IOV – Yet it doesn’t seem that Japanese consumers are very keen on quality, and international standards for olive oil don’t apply in Japan. This obsession about quality is more a personal matter than a marketing strategy ?
Toyohiro Takao – Absolutely. Japanese people are not very used for now to the subtleties of olive oil tasting, and a large majority doesn’t even know what « extra virgin » means. Even amongst the agricultural ministry, a lot of people seem to discover the aromas and particularities that hide behind this word when they come to Shōdoshima. But things may change, and meanwhile I still want to have the best products.
Although Japan is not a member of the International Olive Council (IOC) and IOC’s standards don’t apply here, I personally decided to send samples of my products to Italy every year, to have them analyzed in a lab recognized by the IOC and get their extra virgin certification. Each sample costs me 600€ instead of 80€ if I chose to get Shōdoshima’s lab certification, but this is important to me to have an international approval.
IOV – Quite a lot of people say that Shōdoshima’s climate is not as favorable for olives as it is supposed to be, implying low yields in oil as you mentioned before. How do you cope with that ?
Toyohiro Takao – Yes indeed. Although you’ll often hear that there is a Mediterranean climate here, I think that this is all but true ! We have a lot of rains, and sometimes even typhoons. Constant humidity helps diseases and fungus thrive. Most of the olive growers on the island treat their groves with chemicals, which I don’t want to.
IOV – Meaning that your products is entirely organic ?

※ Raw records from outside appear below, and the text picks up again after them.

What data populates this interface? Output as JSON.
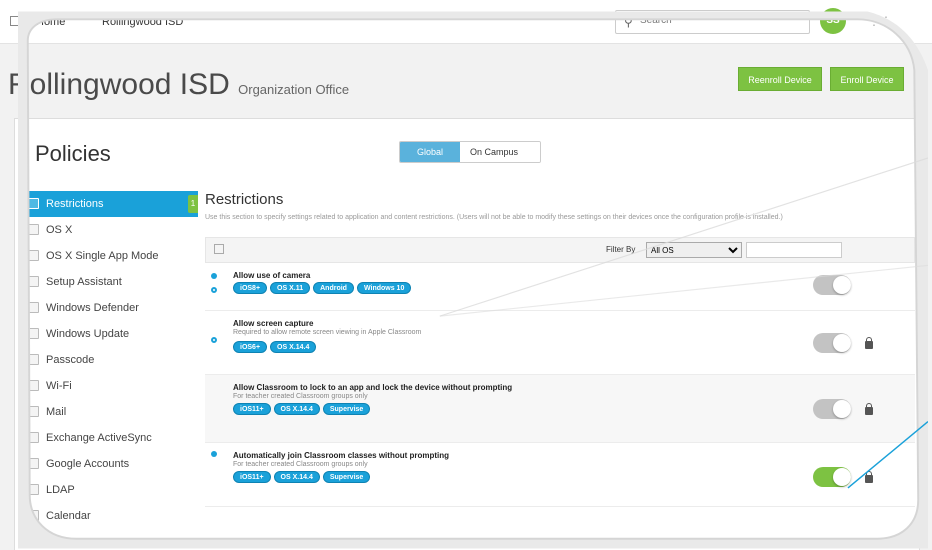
{
  "nav": {
    "home": "Home",
    "org": "Rollingwood ISD",
    "search_placeholder": "Search",
    "avatar": "SS"
  },
  "header": {
    "title": "Rollingwood ISD",
    "subtitle": "Organization Office",
    "reenroll_label": "Reenroll Device",
    "enroll_label": "Enroll Device"
  },
  "policies": {
    "title": "Policies",
    "scope_tabs": [
      "Global",
      "On Campus"
    ]
  },
  "sidebar": {
    "items": [
      {
        "label": "Restrictions",
        "badge": "1"
      },
      {
        "label": "OS X"
      },
      {
        "label": "OS X Single App Mode"
      },
      {
        "label": "Setup Assistant"
      },
      {
        "label": "Windows Defender"
      },
      {
        "label": "Windows Update"
      },
      {
        "label": "Passcode"
      },
      {
        "label": "Wi-Fi"
      },
      {
        "label": "Mail"
      },
      {
        "label": "Exchange ActiveSync"
      },
      {
        "label": "Google Accounts"
      },
      {
        "label": "LDAP"
      },
      {
        "label": "Calendar"
      }
    ]
  },
  "restrictions": {
    "title": "Restrictions",
    "description": "Use this section to specify settings related to application and content restrictions. (Users will not be able to modify these settings on their devices once the configuration profile is installed.)",
    "filter_label": "Filter By",
    "filter_value": "All OS",
    "rows": [
      {
        "name": "Allow use of camera",
        "hint": "",
        "tags": [
          "iOS8+",
          "OS X.11",
          "Android",
          "Windows 10"
        ],
        "enabled": false
      },
      {
        "name": "Allow screen capture",
        "hint": "Required to allow remote screen viewing in Apple Classroom",
        "tags": [
          "iOS6+",
          "OS X.14.4"
        ],
        "enabled": false
      },
      {
        "name": "Allow Classroom to lock to an app and lock the device without prompting",
        "hint": "For teacher created Classroom groups only",
        "tags": [
          "iOS11+",
          "OS X.14.4",
          "Supervise"
        ],
        "enabled": false
      },
      {
        "name": "Automatically join Classroom classes without prompting",
        "hint": "For teacher created Classroom groups only",
        "tags": [
          "iOS11+",
          "OS X.14.4",
          "Supervise"
        ],
        "enabled": true
      }
    ]
  },
  "colors": {
    "accent": "#1aa1d9",
    "green": "#7dc242",
    "toggle_off": "#c3c3c3"
  }
}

Toyohiro Takao – Everywhere I can, I fight diseases and pests with natural means. I mow the lawn rather than using weed killers. Against anthracnose, I decided to leave wide spaces between the rows of trees that I plant, to get rid of moisture. There’s only the olive weevil for which I have no other solution than spraying pesticides, 3 to 4 times a year and only at the basis of the trees, not on the leaves or branches. For this reason, I won’t claim the organic label. But against this bug that literally eats the trees, I haven’t found any other efficient solution so far. Sometimes I almost wished this eastern Asia bug was from Mediterranean area because you would have found a natural way to get rid of it for a long time.
IOV – It seems like you look a lot toward Europe and the Mediterranean see. Is it a model for you ?
Toyohiro Takao – Of course. We’ve been growing olives for barely a century in Japan, we still have a lot to learn. I trust much more those who have the legacy and the heritage. There are nurseries on Shōdoshima for instance, but I decided to have my trees imported from Italy and Greece instead. I also keep a close look on the news in the olive oil universe and I’m really looking forward Antonio Giuseppe Lauro’s upcoming visit in Shōdoshima, a very famous italian olive oil taster and expert.
Last, I regularly submit my oils to international competitions, to face the worldwide production. I got a few awards, in New-York and Paris for instance. By the way, I’ll be in Paris next January for the Olio Nuovo Days and I hope we’ll have the pleasure to meet again there !
To read more about Takao Farm :
- Takao Nouen’s webiste (in Japanese)
- His Facebook page
- His Instagram account